A trigger is any stimulus that initiates a process or reaction. Commonly identified migraine triggers include the following:
* Alcohol (e.g., red wine)
* Environmental factors (e.g., weather, altitude, time zone changes)
* Foods that contain high caffeine (e.g., coffee, chocolate), monosodium glutamate (MSG; often found in Chinese food), and nitrates (e.g., processed foods, hot dogs)
* Glare and flashing lights (bright sunlight and LED lights, sunlight flashes eg through trees or flashing cameras eg on the news)
* Hormonal changes in women (emotional reactions)
* Lack of sleep
* Medications (over-the-counter and prescription)
Some women experience migraine headaches just prior to or during menstruation. These headaches, which are called menstrual migraines, may be related to hormonal changes and often do not occur during pregnancy. Other women develop migraines for the first time during pregnancy or after menopause.
Signs and Symptoms

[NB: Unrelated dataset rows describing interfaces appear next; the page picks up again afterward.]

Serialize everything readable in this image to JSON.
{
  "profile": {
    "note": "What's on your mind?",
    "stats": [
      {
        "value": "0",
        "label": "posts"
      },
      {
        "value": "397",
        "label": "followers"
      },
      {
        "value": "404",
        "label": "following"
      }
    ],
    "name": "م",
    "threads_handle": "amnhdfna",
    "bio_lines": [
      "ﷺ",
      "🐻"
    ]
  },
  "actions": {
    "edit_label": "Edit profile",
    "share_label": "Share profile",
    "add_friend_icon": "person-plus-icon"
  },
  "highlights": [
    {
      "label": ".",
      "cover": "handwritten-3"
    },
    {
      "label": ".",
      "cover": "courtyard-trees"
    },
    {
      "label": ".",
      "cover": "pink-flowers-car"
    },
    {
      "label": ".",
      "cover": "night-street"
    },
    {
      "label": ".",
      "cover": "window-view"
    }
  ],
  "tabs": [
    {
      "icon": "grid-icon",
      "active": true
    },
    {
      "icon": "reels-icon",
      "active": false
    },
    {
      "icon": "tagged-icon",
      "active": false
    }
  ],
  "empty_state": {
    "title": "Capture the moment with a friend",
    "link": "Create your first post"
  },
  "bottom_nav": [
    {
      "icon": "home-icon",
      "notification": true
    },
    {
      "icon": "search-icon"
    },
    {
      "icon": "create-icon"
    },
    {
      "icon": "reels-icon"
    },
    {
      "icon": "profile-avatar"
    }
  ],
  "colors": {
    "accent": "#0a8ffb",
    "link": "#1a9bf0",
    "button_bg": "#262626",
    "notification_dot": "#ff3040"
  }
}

Migraine headache pain is often described as throbbing or pulsating pain that is intensified by routine physical activity, coughing, straining, or lowering the head. The headache is often so severe that it interferes with daily activity and may awaken the person. The attack is debilitating, and migraine sufferers are often left feeling tired and weak once the headache has passed.
A migraine headache typically begins in a specific area on one side of the head, then spreads and builds in intensity over 1 to 2 hours and then gradually subsides. It can last up to 24 hours, and in some cases, several days.
There may be accompanying symptoms such as nausea, vomiting, sensitivity to light (photophobia), or sensitivity to sound (phonophobia). Hands and feet may feel cold and sweaty and unusual odors may be intolerable.
Migraine with aura is characterized by a neurological phenomenon (aura) that is experienced 10 to 30 minutes before the headache. Most auras are visual and are described as bright shimmering lights around objects or at the edges of the field of vision (called scintillating scotomas) or zigzag lines, wavy images, or hallucinations. Others experience temporary vision loss.
Nonvisual auras include motor weakness, speech or language abnormalities, dizziness, vertigo, and tingling or numbness (parasthesia) of the face, tongue, or extremities.
Migraine without aura is the most prevalent type and may occur on one or both sides (bilateral) of the head. Tiredness or mood changes may be experienced the day before the headache. Nausea, vomiting, and sensitivity to light (photophobia) often accompany migraine without aura.
Not only feverfew so well known for its effectiveness in the treatment of migraine but many other specialist herbs to give supportive relief to the symptoms of migraine. Circulatory dilators, stress relaxants and nervines.
There are herbs that medical herbalists have used that have had some remarkable transformations to peoples lives. The best herbs for migraines have been selected for including in MigraineLess Tonic.
Hi Alan, I started taking your MigraineLess Tonic because for years I’ve had migraines regularly at least once a week and they were draining my energy and wrecking my life. I’m 42 now. I had tried so many alternatives which mostly didn’t work longterm. I heard about you so ordered your MigraineLess. I’m more than impressed! It’s been 12 whole weeks (and counting) that I haven’t had an attack. I’m just so happy you wouldn’t believe! I’m staying on this mixture cos it’s magic! Thank you so much. Janet x